What the task requires
Output all records precisely as written.

Segment Start: Input records

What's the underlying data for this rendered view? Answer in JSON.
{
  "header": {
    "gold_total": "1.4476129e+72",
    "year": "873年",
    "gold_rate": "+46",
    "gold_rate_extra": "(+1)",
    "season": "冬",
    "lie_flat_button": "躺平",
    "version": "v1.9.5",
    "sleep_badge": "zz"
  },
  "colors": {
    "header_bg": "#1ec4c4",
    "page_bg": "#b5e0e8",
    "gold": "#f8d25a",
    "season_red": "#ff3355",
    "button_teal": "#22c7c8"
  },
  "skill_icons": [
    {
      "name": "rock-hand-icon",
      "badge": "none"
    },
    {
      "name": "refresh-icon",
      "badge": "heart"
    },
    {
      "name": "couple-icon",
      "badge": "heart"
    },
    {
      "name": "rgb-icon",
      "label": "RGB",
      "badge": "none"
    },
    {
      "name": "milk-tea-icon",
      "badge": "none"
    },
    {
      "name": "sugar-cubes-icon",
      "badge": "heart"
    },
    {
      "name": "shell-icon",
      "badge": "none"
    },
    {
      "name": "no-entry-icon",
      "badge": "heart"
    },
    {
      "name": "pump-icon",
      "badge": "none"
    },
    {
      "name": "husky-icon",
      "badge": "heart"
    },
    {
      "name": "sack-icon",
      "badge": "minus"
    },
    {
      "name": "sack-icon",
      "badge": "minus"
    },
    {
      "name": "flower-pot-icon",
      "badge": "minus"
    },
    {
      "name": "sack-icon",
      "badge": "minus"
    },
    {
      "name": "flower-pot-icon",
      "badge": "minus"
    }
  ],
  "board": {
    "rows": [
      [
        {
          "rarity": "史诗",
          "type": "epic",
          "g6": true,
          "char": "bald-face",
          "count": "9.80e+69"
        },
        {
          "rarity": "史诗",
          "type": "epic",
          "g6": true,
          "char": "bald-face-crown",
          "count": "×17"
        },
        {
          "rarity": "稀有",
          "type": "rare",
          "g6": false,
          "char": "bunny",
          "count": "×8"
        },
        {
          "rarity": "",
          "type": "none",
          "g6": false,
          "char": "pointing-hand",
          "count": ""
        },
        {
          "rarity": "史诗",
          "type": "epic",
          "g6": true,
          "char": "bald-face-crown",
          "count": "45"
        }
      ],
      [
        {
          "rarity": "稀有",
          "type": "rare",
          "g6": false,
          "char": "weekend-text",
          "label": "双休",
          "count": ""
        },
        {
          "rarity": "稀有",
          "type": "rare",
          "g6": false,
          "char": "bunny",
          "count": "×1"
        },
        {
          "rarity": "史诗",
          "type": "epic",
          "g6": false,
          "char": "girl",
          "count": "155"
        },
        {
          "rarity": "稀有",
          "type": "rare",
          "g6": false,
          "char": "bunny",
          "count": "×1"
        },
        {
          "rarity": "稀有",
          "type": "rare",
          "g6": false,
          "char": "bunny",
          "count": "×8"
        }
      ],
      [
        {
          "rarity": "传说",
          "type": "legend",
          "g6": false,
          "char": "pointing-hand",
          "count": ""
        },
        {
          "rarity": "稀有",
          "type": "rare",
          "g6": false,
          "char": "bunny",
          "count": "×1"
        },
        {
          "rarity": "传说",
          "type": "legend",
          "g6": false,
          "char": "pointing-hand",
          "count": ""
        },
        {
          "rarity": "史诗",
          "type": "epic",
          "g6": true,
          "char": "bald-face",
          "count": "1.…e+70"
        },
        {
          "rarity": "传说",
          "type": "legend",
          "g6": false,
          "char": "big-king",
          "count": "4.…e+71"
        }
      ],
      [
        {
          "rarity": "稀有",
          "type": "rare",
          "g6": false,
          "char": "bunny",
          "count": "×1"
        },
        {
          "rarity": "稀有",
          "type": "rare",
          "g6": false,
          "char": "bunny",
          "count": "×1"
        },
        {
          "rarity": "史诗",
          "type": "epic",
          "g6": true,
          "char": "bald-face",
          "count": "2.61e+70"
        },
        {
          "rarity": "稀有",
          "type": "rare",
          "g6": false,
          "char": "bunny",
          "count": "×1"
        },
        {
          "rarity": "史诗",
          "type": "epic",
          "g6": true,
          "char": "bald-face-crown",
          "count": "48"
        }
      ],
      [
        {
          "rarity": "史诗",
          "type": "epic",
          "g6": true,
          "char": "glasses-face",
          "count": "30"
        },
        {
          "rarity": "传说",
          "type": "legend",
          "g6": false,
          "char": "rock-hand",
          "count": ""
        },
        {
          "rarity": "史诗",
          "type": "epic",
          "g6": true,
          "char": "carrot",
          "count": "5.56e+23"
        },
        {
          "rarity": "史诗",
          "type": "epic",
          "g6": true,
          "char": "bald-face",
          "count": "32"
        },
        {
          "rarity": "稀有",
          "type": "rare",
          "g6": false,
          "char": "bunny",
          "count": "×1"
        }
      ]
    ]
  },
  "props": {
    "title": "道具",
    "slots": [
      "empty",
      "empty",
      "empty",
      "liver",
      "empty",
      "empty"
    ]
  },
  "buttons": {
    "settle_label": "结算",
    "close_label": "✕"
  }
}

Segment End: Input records

Exercise result
What's the underlying data for this rendered view? Answer in JSON.
{
  "header": {
    "gold_total": "1.4476129e+72",
    "year": "873年",
    "gold_rate": "+46",
    "gold_rate_extra": "(+1)",
    "season": "冬",
    "lie_flat_button": "躺平",
    "version": "v1.9.5",
    "sleep_badge": "zz"
  },
  "colors": {
    "header_bg": "#1ec4c4",
    "page_bg": "#b5e0e8",
    "gold": "#f8d25a",
    "season_red": "#ff3355",
    "button_teal": "#22c7c8"
  },
  "skill_icons": [
    {
      "name": "rock-hand-icon",
      "badge": "none"
    },
    {
      "name": "refresh-icon",
      "badge": "heart"
    },
    {
      "name": "couple-icon",
      "badge": "heart"
    },
    {
      "name": "rgb-icon",
      "label": "RGB",
      "badge": "none"
    },
    {
      "name": "milk-tea-icon",
      "badge": "none"
    },
    {
      "name": "sugar-cubes-icon",
      "badge": "heart"
    },
    {
      "name": "shell-icon",
      "badge": "none"
    },
    {
      "name": "no-entry-icon",
      "badge": "heart"
    },
    {
      "name": "pump-icon",
      "badge": "none"
    },
    {
      "name": "husky-icon",
      "badge": "heart"
    },
    {
      "name": "sack-icon",
      "badge": "minus"
    },
    {
      "name": "sack-icon",
      "badge": "minus"
    },
    {
      "name": "flower-pot-icon",
      "badge": "minus"
    },
    {
      "name": "sack-icon",
      "badge": "minus"
    },
    {
      "name": "flower-pot-icon",
      "badge": "minus"
    }
  ],
  "board": {
    "rows": [
      [
        {
          "rarity": "史诗",
          "type": "epic",
          "g6": true,
          "char": "bald-face",
          "count": "9.80e+69"
        },
        {
          "rarity": "史诗",
          "type": "epic",
          "g6": true,
          "char": "bald-face-crown",
          "count": "×17"
        },
        {
          "rarity": "稀有",
          "type": "rare",
          "g6": false,
          "char": "bunny",
          "count": "×8"
        },
        {
          "rarity": "",
          "type": "none",
          "g6": false,
          "char": "pointing-hand",
          "count": ""
        },
        {
          "rarity": "史诗",
          "type": "epic",
          "g6": true,
          "char": "bald-face-crown",
          "count": "45"
        }
      ],
      [
        {
          "rarity": "稀有",
          "type": "rare",
          "g6": false,
          "char": "weekend-text",
          "label": "双休",
          "count": ""
        },
        {
          "rarity": "稀有",
          "type": "rare",
          "g6": false,
          "char": "bunny",
          "count": "×1"
        },
        {
          "rarity": "史诗",
          "type": "epic",
          "g6": false,
          "char": "girl",
          "count": "155"
        },
        {
          "rarity": "稀有",
          "type": "rare",
          "g6": false,
          "char": "bunny",
          "count": "×1"
        },
        {
          "rarity": "稀有",
          "type": "rare",
          "g6": false,
          "char": "bunny",
          "count": "×8"
        }
      ],
      [
        {
          "rarity": "传说",
          "type": "legend",
          "g6": false,
          "char": "pointing-hand",
          "count": ""
        },
        {
          "rarity": "稀有",
          "type": "rare",
          "g6": false,
          "char": "bunny",
          "count": "×1"
        },
        {
          "rarity": "传说",
          "type": "legend",
          "g6": false,
          "char": "pointing-hand",
          "count": ""
        },
        {
          "rarity": "史诗",
          "type": "epic",
          "g6": true,
          "char": "bald-face",
          "count": "1.…e+70"
        },
        {
          "rarity": "传说",
          "type": "legend",
          "g6": false,
          "char": "big-king",
          "count": "4.…e+71"
        }
      ],
      [
        {
          "rarity": "稀有",
          "type": "rare",
          "g6": false,
          "char": "bunny",
          "count": "×1"
        },
        {
          "rarity": "稀有",
          "type": "rare",
          "g6": false,
          "char": "bunny",
          "count": "×1"
        },
        {
          "rarity": "史诗",
          "type": "epic",
          "g6": true,
          "char": "bald-face",
          "count": "2.61e+70"
        },
        {
          "rarity": "稀有",
          "type": "rare",
          "g6": false,
          "char": "bunny",
          "count": "×1"
        },
        {
          "rarity": "史诗",
          "type": "epic",
          "g6": true,
          "char": "bald-face-crown",
          "count": "48"
        }
      ],
      [
        {
          "rarity": "史诗",
          "type": "epic",
          "g6": true,
          "char": "glasses-face",
          "count": "30"
        },
        {
          "rarity": "传说",
          "type": "legend",
          "g6": false,
          "char": "rock-hand",
          "count": ""
        },
        {
          "rarity": "史诗",
          "type": "epic",
          "g6": true,
          "char": "carrot",
          "count": "5.56e+23"
        },
        {
          "rarity": "史诗",
          "type": "epic",
          "g6": true,
          "char": "bald-face",
          "count": "32"
        },
        {
          "rarity": "稀有",
          "type": "rare",
          "g6": false,
          "char": "bunny",
          "count": "×1"
        }
      ]
    ]
  },
  "props": {
    "title": "道具",
    "slots": [
      "empty",
      "empty",
      "empty",
      "liver",
      "empty",
      "empty"
    ]
  },
  "buttons": {
    "settle_label": "结算",
    "close_label": "✕"
  }
}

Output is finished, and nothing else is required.